According to an article published Thursday in the Detroit News, the time-honored system of automakers distributing photographs and specifications of upcoming vehicles to the media and then embargoing their release for maximum exposure during auto shows has been thrown under the bus.
For years, press releases have been dated as to when the information could be disseminated.
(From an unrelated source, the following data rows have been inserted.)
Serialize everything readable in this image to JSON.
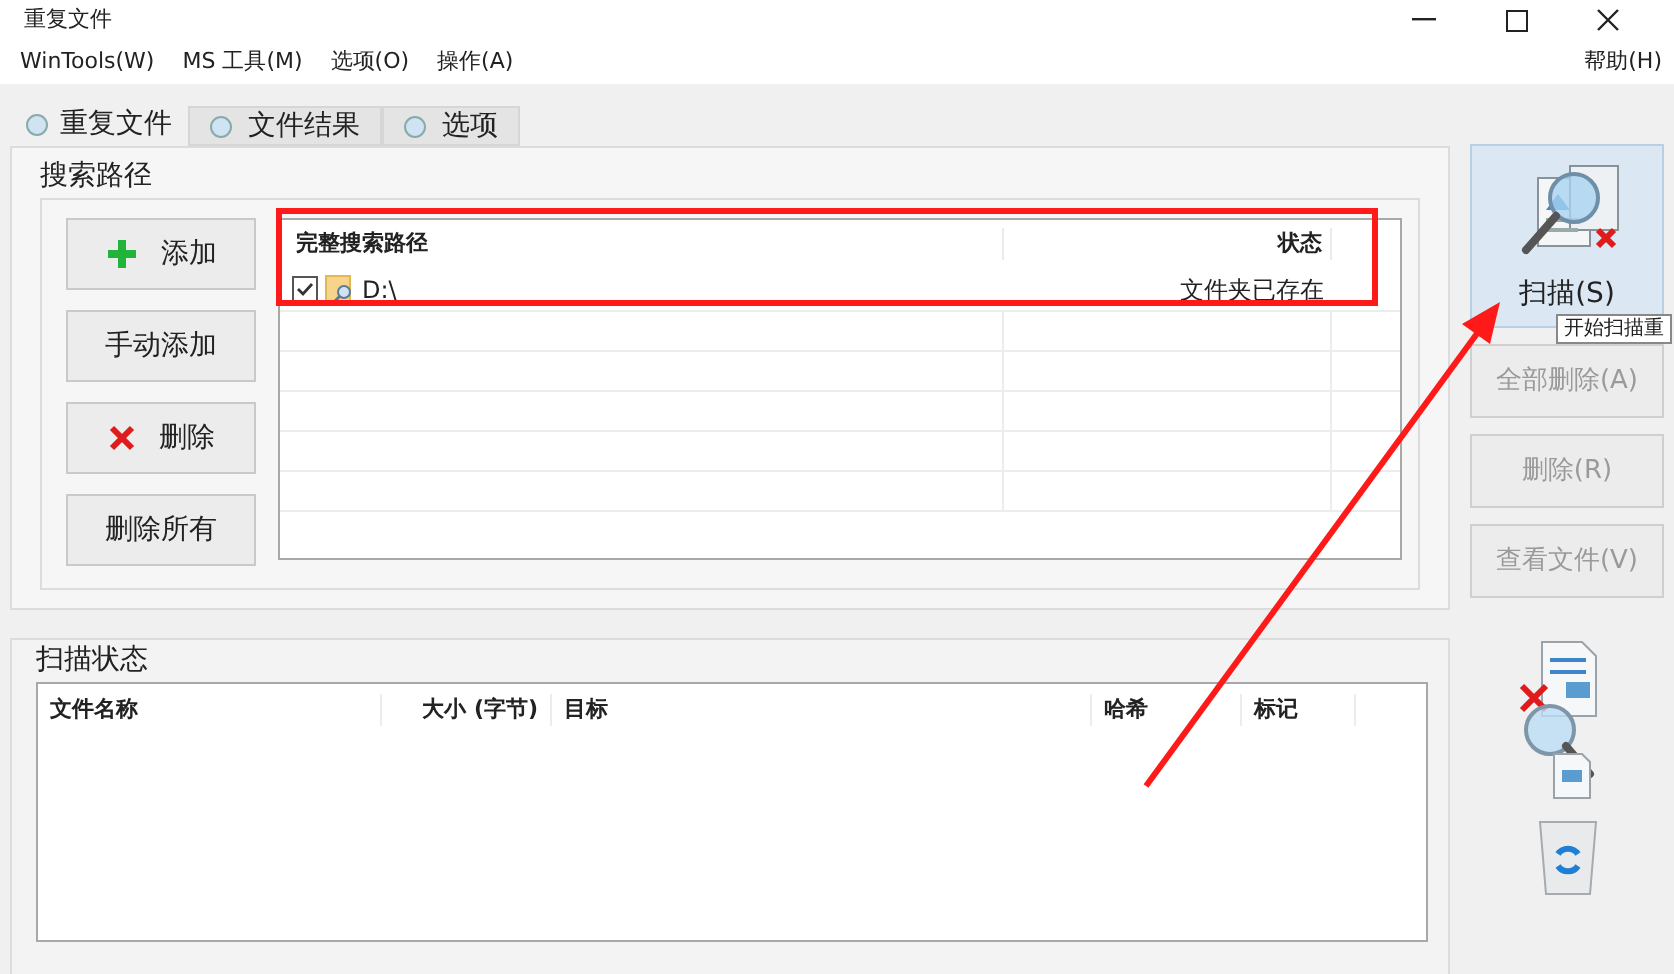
{
  "window": {
    "title": "重复文件"
  },
  "menu": [
    {
      "label": "WinTools(W)"
    },
    {
      "label": "MS 工具(M)"
    },
    {
      "label": "选项(O)"
    },
    {
      "label": "操作(A)"
    }
  ],
  "help_menu": {
    "label": "帮助(H)"
  },
  "tabs": [
    {
      "label": "重复文件",
      "selected": true
    },
    {
      "label": "文件结果",
      "selected": false
    },
    {
      "label": "选项",
      "selected": false
    }
  ],
  "search_paths": {
    "title": "搜索路径",
    "buttons": [
      {
        "label": "添加",
        "kind": "add"
      },
      {
        "label": "手动添加",
        "kind": "plain"
      },
      {
        "label": "删除",
        "kind": "remove"
      },
      {
        "label": "删除所有",
        "kind": "plain"
      }
    ],
    "columns": [
      "完整搜索路径",
      "状态"
    ],
    "rows": [
      {
        "path": "D:\\",
        "status": "文件夹已存在",
        "checked": true
      }
    ]
  },
  "scan_status": {
    "title": "扫描状态",
    "columns": [
      "文件名称",
      "大小 (字节)",
      "目标",
      "哈希",
      "标记"
    ]
  },
  "actions": [
    {
      "label": "扫描(S)",
      "kind": "scan",
      "disabled": false
    },
    {
      "label": "全部删除(A)",
      "kind": "plain",
      "disabled": true
    },
    {
      "label": "删除(R)",
      "kind": "plain",
      "disabled": true
    },
    {
      "label": "查看文件(V)",
      "kind": "plain",
      "disabled": true
    }
  ],
  "tooltip": {
    "text": "开始扫描重"
  }
}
The blogosphere, of which we at Corvette Blog are obviously a part, has heightened the competition to be the first to publish information and photos of new cars.
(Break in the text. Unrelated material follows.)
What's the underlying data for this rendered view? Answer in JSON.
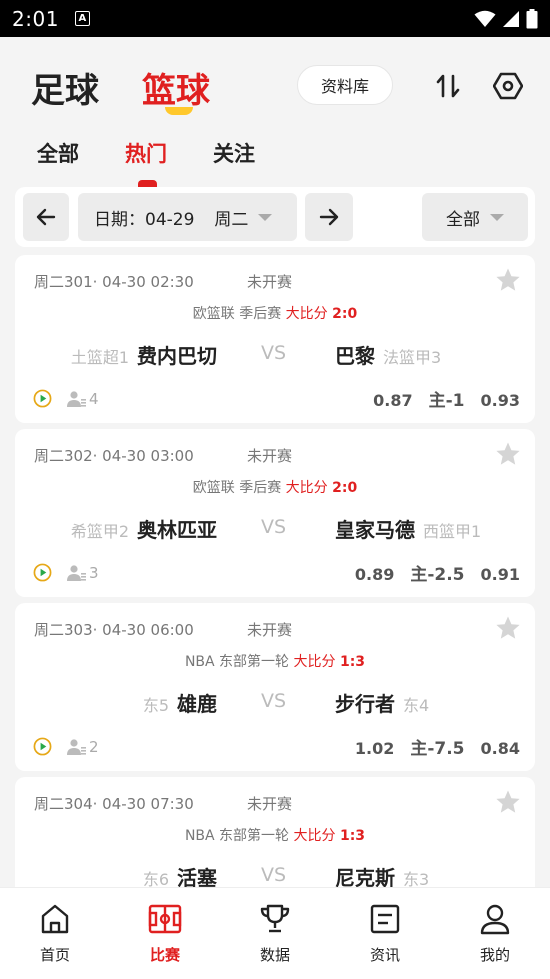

This past year, information about a number of vehicles leaked out early, including embargoed info about sister vehicles to the Corvette: Chevy Malibu and Chevy Camaro Convertible.
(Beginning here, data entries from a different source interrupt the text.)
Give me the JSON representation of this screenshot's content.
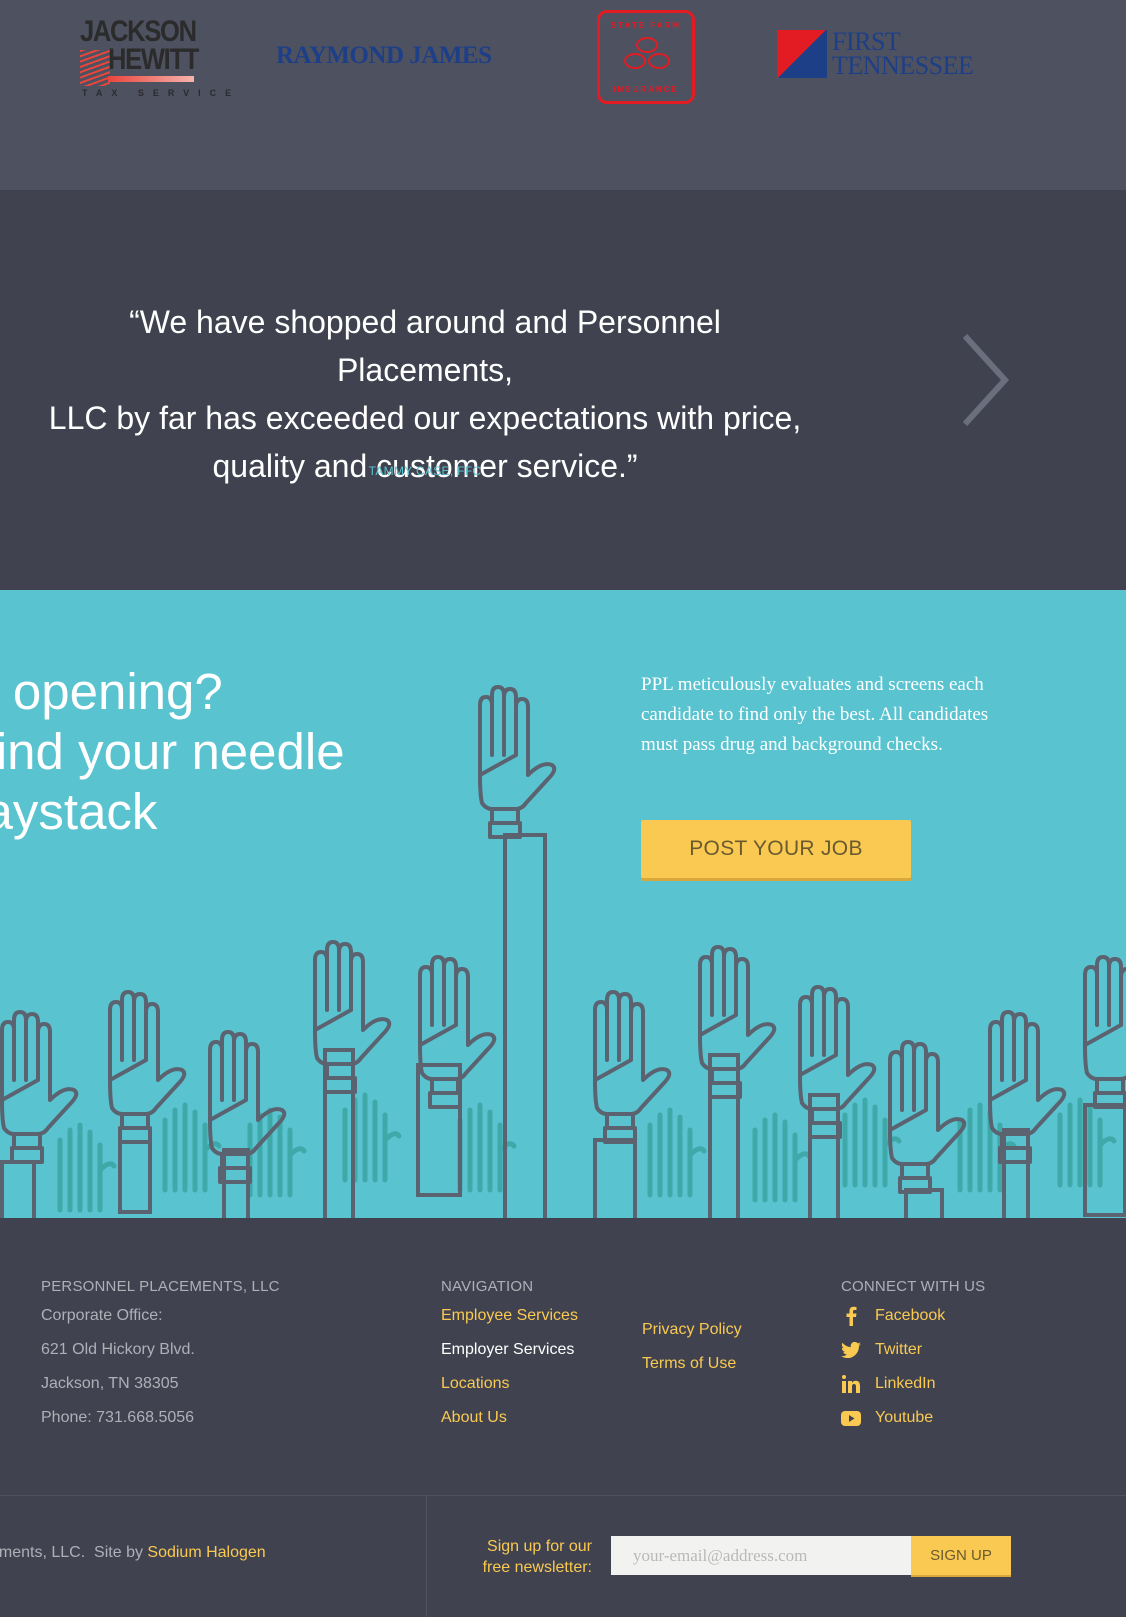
{
  "logos": {
    "jackson_hewitt": {
      "line1": "JACKSON",
      "line2": "HEWITT",
      "tagline": "TAX SERVICE"
    },
    "raymond_james": "RAYMOND JAMES",
    "state_farm": {
      "top": "STATE FARM",
      "bottom": "INSURANCE"
    },
    "first_tennessee": {
      "line1": "FIRST",
      "line2": "TENNESSEE"
    }
  },
  "testimonial": {
    "quote_lines": [
      "“We have shopped around and Personnel Placements,",
      "LLC by far has exceeded our expectations with price,",
      "quality and customer service.”"
    ],
    "author": "TAMMY CASE, FFC"
  },
  "hero": {
    "headline_lines": [
      "an opening?",
      "s find your needle",
      " haystack"
    ],
    "description": "PPL meticulously evaluates and screens each candidate to find only the best. All candidates must pass drug and background checks.",
    "cta_label": "POST YOUR JOB"
  },
  "footer": {
    "company": {
      "heading": "PERSONNEL PLACEMENTS, LLC",
      "office_label": "Corporate Office:",
      "street": "621 Old Hickory Blvd.",
      "city": "Jackson, TN 38305",
      "phone": "Phone: 731.668.5056"
    },
    "navigation": {
      "heading": "NAVIGATION",
      "col1": [
        "Employee Services",
        "Employer Services",
        "Locations",
        "About Us"
      ],
      "col2": [
        "Privacy Policy",
        "Terms of Use"
      ]
    },
    "connect": {
      "heading": "CONNECT WITH US",
      "items": [
        {
          "label": "Facebook",
          "icon": "facebook-icon"
        },
        {
          "label": "Twitter",
          "icon": "twitter-icon"
        },
        {
          "label": "LinkedIn",
          "icon": "linkedin-icon"
        },
        {
          "label": "Youtube",
          "icon": "youtube-icon"
        }
      ]
    }
  },
  "bottom": {
    "copyright": "ements, LLC.  Site by ",
    "site_by": "Sodium Halogen",
    "newsletter_label": "Sign up for our free newsletter:",
    "email_placeholder": "your-email@address.com",
    "signup_label": "SIGN UP"
  },
  "colors": {
    "accent": "#f9c951",
    "teal": "#59c3d0",
    "dark": "#40434f",
    "logo_strip": "#4e5160"
  }
}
According to the article, authored by David Shepardson, “While Internet leaks are not new, the practice has never been as rampant as today and it’s forcing automakers to rethink how they unveil new vehicles.”
Suggesting the scope of the problem, GM spokesperson Chris Preuss commented that, "Conservatively, the majority of our embargoes were compromised over the last six to 12 months."
Quoting further from the article: “Kevin Smith, editorial director of Edmunds.com, which gets 10 million unique visitors monthly, including 2.5 million to its inside line editorial section, sent a Dec. 28 note to automakers, explaining the site’s decision not to abide by an embargo once a major competitor has broken it.
"’In the last two weeks, an amazing amount of embargoed information was published early on Web sites, in print, and scanned from magazines and then posted online,’ Smith said in his e-mail. ‘Whether those were intentional embargo breaks, inadvertent violations or the results of exclusive deals is impossible for us to tell and is in any case irrelevant.
“’We have no choice but to consider an embargo no longer operative once the information is published by a major outlet. That is due to the simple realities of the modern electronic media space. If we don’t publish it within hours, sometimes minutes, it may not be worth our covering the subject area at all.’”
What do you think? Should bloggers, spies, and the general press respect the stated embargoes of the automakers?